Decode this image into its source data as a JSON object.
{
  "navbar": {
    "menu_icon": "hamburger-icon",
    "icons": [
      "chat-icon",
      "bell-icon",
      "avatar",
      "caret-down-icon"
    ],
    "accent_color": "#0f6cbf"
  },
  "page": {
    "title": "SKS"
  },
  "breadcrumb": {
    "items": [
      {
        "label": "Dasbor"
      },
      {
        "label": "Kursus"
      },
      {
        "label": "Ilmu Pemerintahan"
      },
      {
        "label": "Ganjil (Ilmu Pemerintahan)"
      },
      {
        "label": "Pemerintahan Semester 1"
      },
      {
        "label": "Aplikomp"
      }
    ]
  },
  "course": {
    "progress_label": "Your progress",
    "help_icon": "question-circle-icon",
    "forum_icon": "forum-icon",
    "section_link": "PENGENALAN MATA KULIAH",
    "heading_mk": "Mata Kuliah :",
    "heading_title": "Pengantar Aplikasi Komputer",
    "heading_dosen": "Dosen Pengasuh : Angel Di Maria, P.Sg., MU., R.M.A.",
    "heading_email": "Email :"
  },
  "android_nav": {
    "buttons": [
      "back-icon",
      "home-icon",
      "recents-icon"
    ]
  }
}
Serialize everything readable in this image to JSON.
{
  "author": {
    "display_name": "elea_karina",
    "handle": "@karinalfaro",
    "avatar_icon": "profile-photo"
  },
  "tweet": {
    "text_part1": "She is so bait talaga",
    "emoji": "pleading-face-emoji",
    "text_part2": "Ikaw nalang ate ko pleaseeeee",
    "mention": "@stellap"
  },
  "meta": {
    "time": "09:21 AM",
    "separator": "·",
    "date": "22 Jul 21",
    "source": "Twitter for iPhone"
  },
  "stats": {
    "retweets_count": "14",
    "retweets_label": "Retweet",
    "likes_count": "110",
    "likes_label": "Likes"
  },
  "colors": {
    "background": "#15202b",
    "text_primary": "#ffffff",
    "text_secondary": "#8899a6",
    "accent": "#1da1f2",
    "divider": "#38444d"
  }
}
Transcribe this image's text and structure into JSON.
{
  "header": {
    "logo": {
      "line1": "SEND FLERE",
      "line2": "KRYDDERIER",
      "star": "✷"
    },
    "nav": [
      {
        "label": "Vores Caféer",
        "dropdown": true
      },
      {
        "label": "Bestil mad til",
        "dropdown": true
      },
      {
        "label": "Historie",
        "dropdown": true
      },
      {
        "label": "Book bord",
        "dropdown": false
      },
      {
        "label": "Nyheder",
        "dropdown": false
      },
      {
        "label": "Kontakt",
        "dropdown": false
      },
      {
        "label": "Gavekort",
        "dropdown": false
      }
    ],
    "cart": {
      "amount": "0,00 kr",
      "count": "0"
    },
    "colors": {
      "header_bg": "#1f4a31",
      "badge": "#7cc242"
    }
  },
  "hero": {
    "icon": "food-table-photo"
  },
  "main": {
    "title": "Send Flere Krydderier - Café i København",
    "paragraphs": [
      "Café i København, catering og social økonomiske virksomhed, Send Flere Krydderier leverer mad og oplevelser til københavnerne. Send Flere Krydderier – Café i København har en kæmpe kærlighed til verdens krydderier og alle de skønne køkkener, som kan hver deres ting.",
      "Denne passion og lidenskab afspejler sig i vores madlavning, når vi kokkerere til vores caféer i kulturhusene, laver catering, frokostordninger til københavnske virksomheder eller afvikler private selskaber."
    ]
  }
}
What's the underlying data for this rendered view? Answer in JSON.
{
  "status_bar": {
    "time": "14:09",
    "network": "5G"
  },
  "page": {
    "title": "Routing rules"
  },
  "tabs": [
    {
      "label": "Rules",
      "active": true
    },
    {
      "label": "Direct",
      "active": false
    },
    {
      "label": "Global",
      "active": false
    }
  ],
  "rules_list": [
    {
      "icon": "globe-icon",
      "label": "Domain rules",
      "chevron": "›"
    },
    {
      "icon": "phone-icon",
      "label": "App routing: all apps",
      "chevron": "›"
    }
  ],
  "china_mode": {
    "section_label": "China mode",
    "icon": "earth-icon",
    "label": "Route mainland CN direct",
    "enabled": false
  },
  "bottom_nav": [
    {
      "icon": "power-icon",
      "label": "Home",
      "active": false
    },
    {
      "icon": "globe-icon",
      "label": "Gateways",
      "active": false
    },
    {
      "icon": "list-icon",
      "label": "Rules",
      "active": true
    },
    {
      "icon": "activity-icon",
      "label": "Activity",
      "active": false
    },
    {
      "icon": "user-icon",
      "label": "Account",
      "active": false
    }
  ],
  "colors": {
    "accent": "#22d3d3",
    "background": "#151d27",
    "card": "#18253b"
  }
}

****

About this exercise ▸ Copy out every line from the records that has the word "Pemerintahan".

Expected answer ▸
        "label": "Ilmu Pemerintahan"
        "label": "Ganjil (Ilmu Pemerintahan)"
        "label": "Pemerintahan Semester 1"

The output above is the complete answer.